The typical length of a hospital stay after a stroke is five to seven days. During this time, the stroke care team will evaluate the effects of the stroke, which will determine the rehabilitation plan.
Most stroke survivors are able to return home and resume many of the activities they did before the stroke. Leaving the hospital may seem scary at first because so many things may have changed. The hospital staff can help prepare you to go home or to another setting that can better meet your needs.
The most rapid recovery usually occurs during the first three to four months after a stroke, but some survivors continue to recover well into the first and second year after their stroke. Some signs point to physical therapy.
Even after surviving a stroke, you're not out of the woods, since having one makes it a lot more likely that you'll have another. In fact, of the 795,000 Americans who will have a first stroke this year, 23 percent will suffer a second stroke.
Strokes can cause weakness or paralysis on one side of the body, and can result in problems with co-ordination and balance. Many people also experience extreme tiredness (fatigue) in the first few weeks after a stroke, and may also have difficulty sleeping, making them even more tired.
Many stroke survivors return home, but some move into a medical facility or other rehabilitation program.
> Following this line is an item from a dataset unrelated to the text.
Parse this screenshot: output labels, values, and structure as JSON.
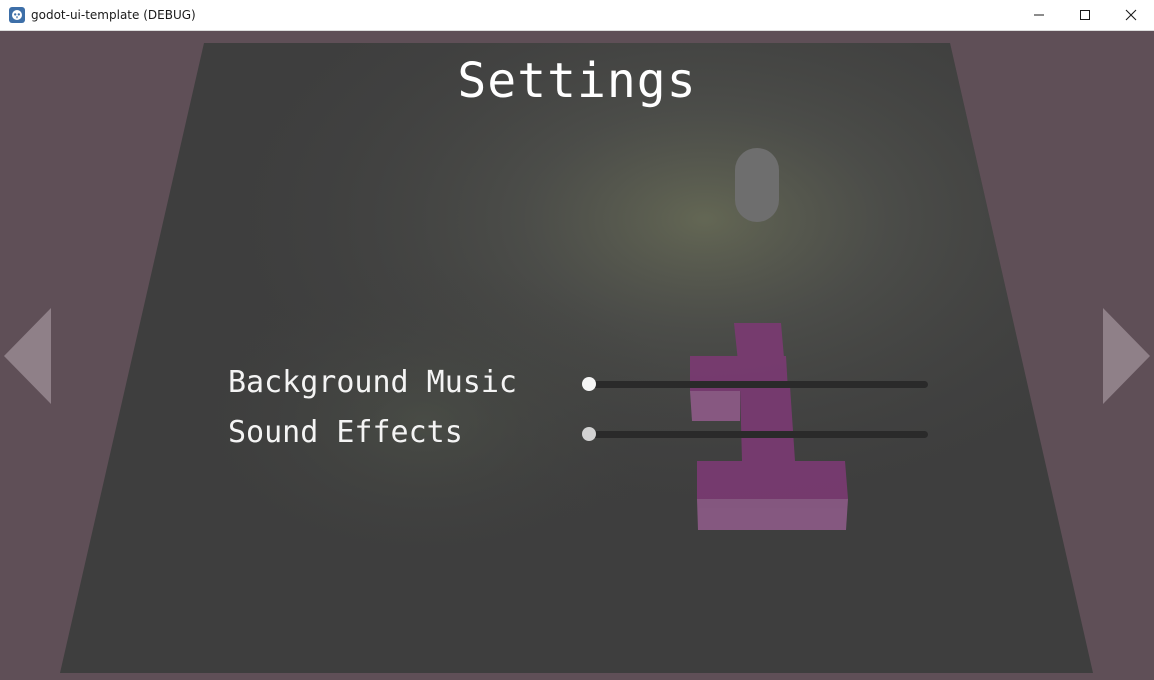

Inpatient rehabilitation units may be freestanding or part of larger hospital complexes.
The short answer is yes; the brain can heal after acute trauma from a stroke or brain injury, although the degree of recovery will vary. The reason the brain can recover at all is through neuroplasticity, sometimes referred to as brain plasticity.
Recovery time after a stroke is different for everyone—it can take weeks, months, or even years. Some people recover fully, but others have long-term or lifelong disabilities.
“We found that a stroke reduced a patient's life expectancy by five and a half years on average, compared with the general population,” Dr Peng said.
Because walking is such an important element of day-to-day functioning, recovering functionality in the leg is the central priority for recovering from a stroke. The arm, though, can be left to do little to nothing for the remainder of the survivor's life.
It has been estimated that 10–20% patients with acute stroke require ICU admission [8,9,10]. In a German study, mean age of 347 patients admitted to the ICU for acute stroke was 70.8 years, 28.8% of patients were comatose, and 66.6% required intubation .
Many doctors will refer to a stroke as massive based upon the outcome of the victim after an attack. A massive stroke commonly refers to strokes (any type) that result in death, long-term paralysis, or coma.
Some people will experience symptoms such as headache, numbness or tingling several days before they have a serious stroke. One study found that 43% of stroke patients experienced mini-stroke symptoms up to a week before they had a major stroke.
Stroke patients can often hear, even if they can't speak, and other facts about stroke. Three things you might not know about stroke: 1. People having a stroke usually are able to hear and comprehend what's happening around them.
Overall, the general prognosis of ischemic stroke is considered better than that of hemorrhagic stroke, in which death occurs especially in the acute and subacute phases [2,3].
A Level 1 stroke alert is a patient with LKN 0-8 hours prior, and results in the Vascular Neurology team responding immediately to the emergency department. A Level 2 stroke alert is a patient LKN 8-24 hours prior.
It's known that stress from work is bad for your health, including causing an increase in your risk for cardiovascular disease, particularly high blood pressure and heart disease. If you've wondered specifically if stress can cause a stroke, too, the answer is unfortunately, yes.
With the right amount of rehabilitation, a person's speech, cognitive, motor and sensory skills can steadily be recovered. Although just 10% of people fully recover from a stroke, 25% have only minor impairments and 40% have moderate impairments that are manageable with some special care.
After a stroke, you want to provide as much assistance and support as you can for your loved one. However, you may not be able to give the time needed to their recovery. Depending on the severity of the stroke, around-the-clock care may be necessary. Many family members attempt to handle this sort of care on their own.
Weakness, paralysis, and problems with balance or coordination. Pain, numbness, or burning and tingling sensations. Fatigue, which may continue after you return home. Inattention to one side of the body, also known as neglect; in extreme cases, you may not be aware of your arm or leg.
A stroke happens when blood flow to your brain is stopped. It is an emergency situation. It can be caused by a narrowed blood vessel, bleeding, or a clot that blocks blood flow.
Can memory loss after stroke be treated? Memory can improve over time, either spontaneously or through rehabilitation, but symptoms can last for years. Your memory loss may benefit from medications for related problems, such as anxiety, depression or sleeping problems.
Results At the end of follow-up, 192 patients (20.0%) had died. Among 30-day survivors, cumulative 20-year risk of death was 24.9% (95% CI, 16.0%-33.7%) for TIA, 26.8% (95% CI, 21.9%-31.8%) for ischemic stroke, and 13.7% (95% CI, 3.6%-23.9%) for intracerebral hemorrhage.